▸ **MATERIAL FOR THE TASK**:
========

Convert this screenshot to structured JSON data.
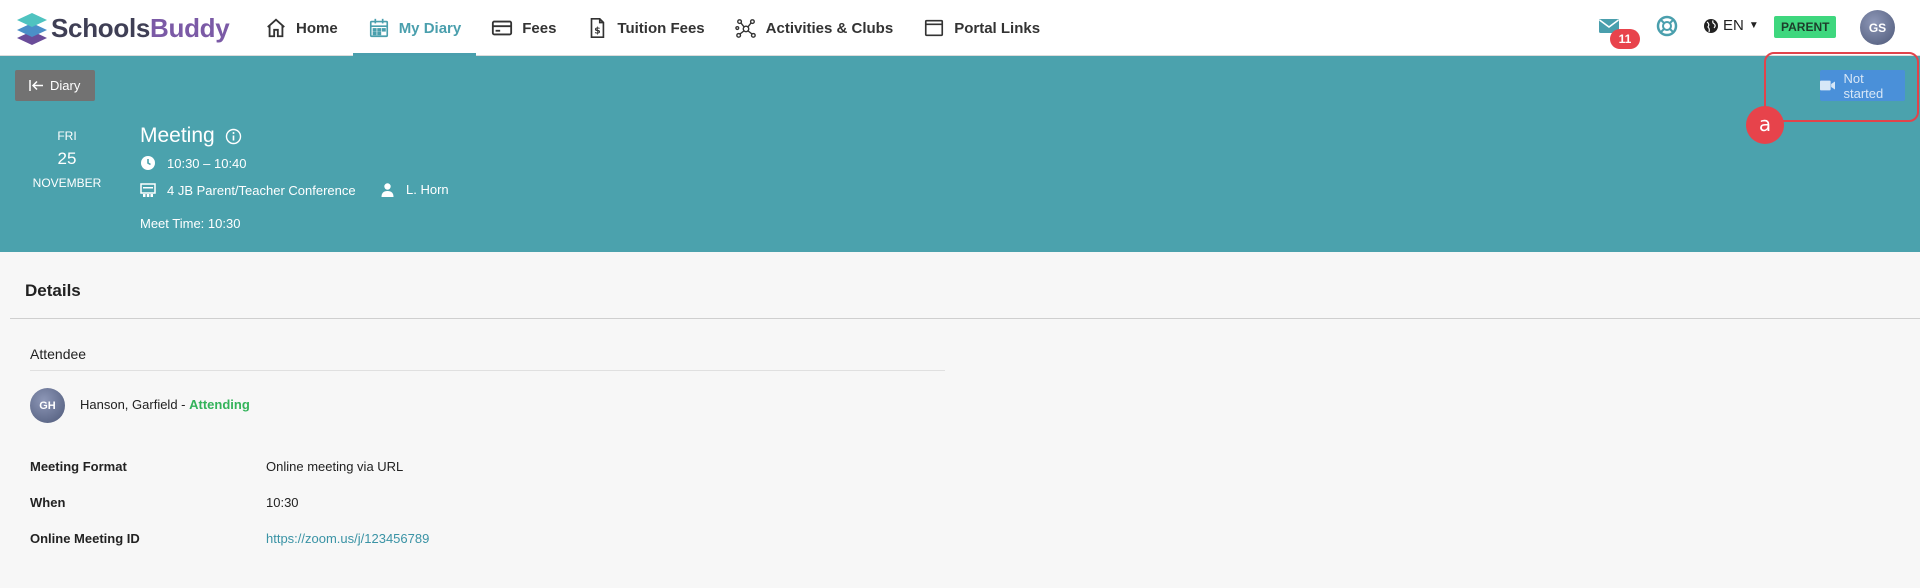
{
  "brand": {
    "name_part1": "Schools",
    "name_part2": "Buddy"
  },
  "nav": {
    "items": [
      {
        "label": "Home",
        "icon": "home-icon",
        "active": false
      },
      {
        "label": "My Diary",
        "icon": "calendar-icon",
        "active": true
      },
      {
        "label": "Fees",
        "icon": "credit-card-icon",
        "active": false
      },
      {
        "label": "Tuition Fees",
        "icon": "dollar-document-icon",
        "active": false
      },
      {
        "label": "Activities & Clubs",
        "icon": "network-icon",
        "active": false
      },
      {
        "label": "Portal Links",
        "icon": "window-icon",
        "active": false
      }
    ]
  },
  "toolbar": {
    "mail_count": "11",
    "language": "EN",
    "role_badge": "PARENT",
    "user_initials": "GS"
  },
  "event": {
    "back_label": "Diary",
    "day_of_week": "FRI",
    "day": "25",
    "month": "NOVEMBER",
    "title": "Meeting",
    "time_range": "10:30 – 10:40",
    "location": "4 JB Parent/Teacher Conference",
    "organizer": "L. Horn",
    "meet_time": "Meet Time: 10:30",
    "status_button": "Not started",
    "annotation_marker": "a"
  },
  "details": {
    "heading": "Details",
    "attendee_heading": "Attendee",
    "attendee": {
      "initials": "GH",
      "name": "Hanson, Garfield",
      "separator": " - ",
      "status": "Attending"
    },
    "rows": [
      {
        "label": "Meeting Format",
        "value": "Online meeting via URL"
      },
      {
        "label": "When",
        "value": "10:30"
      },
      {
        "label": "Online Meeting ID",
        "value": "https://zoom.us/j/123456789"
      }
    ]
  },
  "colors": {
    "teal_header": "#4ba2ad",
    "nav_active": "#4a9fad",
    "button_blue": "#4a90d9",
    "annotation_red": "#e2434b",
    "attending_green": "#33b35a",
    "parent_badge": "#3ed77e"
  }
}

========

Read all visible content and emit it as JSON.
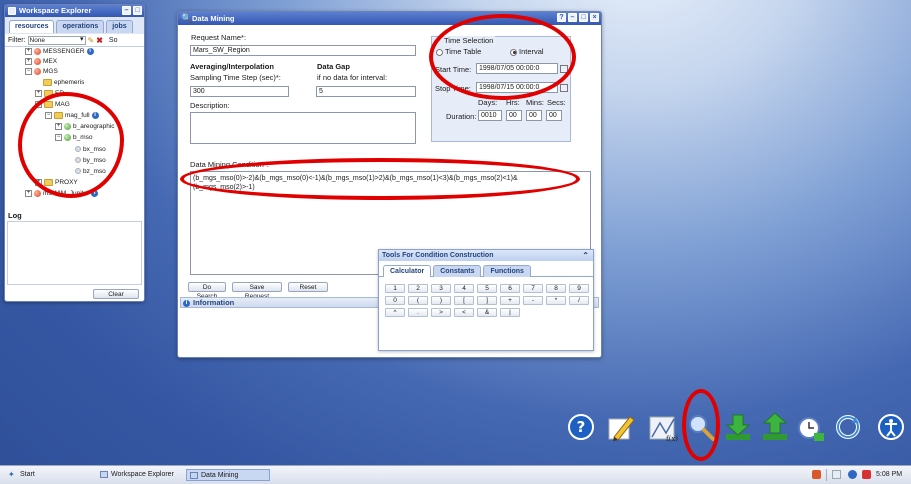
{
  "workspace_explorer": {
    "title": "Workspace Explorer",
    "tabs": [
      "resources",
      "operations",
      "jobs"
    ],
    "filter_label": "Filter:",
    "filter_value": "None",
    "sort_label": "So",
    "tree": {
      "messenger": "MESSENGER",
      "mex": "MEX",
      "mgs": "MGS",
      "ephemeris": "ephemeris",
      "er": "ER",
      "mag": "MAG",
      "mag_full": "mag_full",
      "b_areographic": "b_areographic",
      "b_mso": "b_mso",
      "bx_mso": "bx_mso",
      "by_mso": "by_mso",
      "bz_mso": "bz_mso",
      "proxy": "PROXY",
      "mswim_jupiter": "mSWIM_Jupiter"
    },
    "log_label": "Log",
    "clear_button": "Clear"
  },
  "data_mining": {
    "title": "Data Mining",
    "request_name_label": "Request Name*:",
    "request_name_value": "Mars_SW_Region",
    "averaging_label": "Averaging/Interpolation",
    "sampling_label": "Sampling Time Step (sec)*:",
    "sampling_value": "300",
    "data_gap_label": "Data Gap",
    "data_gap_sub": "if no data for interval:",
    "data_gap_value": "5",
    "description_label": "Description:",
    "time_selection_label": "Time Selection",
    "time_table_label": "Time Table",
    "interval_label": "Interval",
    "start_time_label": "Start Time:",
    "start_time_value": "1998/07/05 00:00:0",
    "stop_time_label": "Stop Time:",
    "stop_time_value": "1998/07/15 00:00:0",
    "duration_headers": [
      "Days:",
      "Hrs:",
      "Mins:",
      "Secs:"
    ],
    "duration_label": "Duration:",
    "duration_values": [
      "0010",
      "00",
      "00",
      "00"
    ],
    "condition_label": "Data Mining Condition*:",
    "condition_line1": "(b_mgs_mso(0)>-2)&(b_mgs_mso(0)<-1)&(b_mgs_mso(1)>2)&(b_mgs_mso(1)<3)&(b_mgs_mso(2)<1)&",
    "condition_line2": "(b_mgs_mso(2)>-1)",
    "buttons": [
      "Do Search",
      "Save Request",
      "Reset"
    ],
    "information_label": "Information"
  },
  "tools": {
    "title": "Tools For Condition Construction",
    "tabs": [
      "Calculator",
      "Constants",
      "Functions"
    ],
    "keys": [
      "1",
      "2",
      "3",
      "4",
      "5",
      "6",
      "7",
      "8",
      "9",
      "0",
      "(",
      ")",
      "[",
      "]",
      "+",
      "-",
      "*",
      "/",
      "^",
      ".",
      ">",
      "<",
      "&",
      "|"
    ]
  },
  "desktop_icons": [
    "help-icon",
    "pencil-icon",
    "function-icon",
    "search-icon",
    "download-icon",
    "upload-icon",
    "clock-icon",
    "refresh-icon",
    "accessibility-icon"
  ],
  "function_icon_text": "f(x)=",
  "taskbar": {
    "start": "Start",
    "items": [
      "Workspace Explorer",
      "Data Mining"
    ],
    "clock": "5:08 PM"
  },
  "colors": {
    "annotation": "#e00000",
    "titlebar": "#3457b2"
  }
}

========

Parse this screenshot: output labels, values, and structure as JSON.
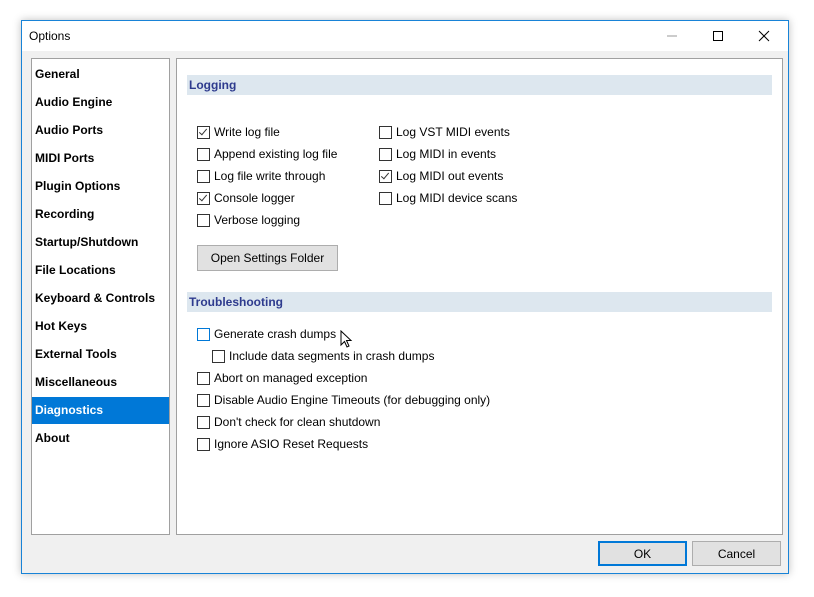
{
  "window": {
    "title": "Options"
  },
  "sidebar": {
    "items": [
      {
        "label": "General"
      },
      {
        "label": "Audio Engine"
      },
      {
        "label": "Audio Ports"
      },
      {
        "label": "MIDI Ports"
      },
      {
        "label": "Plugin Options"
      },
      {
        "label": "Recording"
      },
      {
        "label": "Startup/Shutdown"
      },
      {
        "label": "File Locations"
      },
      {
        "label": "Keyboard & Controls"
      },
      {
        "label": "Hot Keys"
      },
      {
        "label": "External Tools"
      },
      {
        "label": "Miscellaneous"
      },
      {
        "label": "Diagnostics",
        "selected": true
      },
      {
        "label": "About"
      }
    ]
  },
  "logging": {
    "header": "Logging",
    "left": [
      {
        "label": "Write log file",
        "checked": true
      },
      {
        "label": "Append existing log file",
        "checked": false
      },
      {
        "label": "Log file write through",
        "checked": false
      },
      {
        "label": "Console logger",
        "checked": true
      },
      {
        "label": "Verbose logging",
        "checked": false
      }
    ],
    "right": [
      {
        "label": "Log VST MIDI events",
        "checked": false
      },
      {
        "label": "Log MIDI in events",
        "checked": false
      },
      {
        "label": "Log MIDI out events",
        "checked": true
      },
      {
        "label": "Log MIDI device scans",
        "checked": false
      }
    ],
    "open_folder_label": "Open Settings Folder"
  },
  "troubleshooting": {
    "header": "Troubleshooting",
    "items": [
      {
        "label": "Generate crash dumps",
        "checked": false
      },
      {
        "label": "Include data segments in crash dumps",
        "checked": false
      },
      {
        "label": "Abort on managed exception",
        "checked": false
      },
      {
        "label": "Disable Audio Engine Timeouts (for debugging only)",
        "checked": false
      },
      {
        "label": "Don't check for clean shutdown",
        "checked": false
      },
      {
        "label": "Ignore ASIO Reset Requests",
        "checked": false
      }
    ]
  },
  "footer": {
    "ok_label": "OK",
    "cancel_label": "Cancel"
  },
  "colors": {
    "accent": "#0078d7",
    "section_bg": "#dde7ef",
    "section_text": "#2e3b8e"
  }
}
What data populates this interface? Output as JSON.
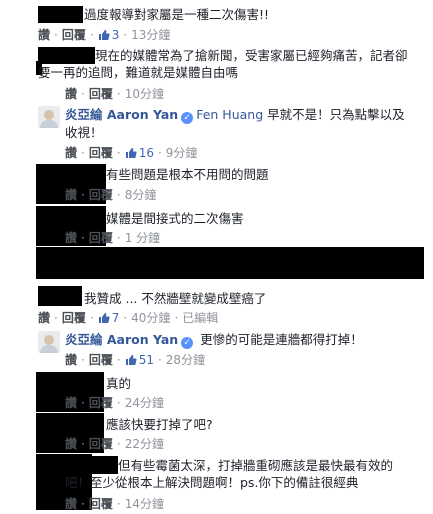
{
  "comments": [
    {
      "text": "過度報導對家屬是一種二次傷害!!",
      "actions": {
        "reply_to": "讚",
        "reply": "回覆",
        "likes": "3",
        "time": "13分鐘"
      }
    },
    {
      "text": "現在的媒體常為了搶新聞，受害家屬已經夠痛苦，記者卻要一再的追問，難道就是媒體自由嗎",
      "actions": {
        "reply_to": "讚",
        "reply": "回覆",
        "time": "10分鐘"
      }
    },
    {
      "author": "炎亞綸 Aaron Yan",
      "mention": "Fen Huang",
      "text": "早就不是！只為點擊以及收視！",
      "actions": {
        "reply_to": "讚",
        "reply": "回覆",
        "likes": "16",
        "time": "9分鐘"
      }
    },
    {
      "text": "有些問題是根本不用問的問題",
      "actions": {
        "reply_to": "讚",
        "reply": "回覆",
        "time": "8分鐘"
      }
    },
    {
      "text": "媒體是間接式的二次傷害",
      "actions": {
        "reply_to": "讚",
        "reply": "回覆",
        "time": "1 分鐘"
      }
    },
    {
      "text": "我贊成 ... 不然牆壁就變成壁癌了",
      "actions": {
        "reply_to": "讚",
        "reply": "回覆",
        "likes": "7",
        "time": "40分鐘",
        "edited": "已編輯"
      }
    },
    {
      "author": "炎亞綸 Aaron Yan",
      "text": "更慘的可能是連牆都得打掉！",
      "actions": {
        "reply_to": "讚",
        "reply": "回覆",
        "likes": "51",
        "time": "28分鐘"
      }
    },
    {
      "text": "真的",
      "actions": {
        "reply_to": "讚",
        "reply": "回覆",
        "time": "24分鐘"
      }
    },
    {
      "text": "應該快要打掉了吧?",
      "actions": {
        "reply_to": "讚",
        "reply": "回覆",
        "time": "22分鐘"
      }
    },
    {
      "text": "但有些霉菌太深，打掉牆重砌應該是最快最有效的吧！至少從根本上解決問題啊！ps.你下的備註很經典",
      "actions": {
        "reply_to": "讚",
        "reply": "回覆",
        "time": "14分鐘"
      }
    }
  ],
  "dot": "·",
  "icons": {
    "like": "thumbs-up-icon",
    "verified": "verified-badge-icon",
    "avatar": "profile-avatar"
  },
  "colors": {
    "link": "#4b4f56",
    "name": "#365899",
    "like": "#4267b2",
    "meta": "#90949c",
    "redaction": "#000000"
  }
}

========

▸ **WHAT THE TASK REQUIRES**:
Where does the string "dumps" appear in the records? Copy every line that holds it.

▸ **RESULT FOR THIS TASK**:
        "label": "Generate crash dumps",
        "label": "Include data segments in crash dumps",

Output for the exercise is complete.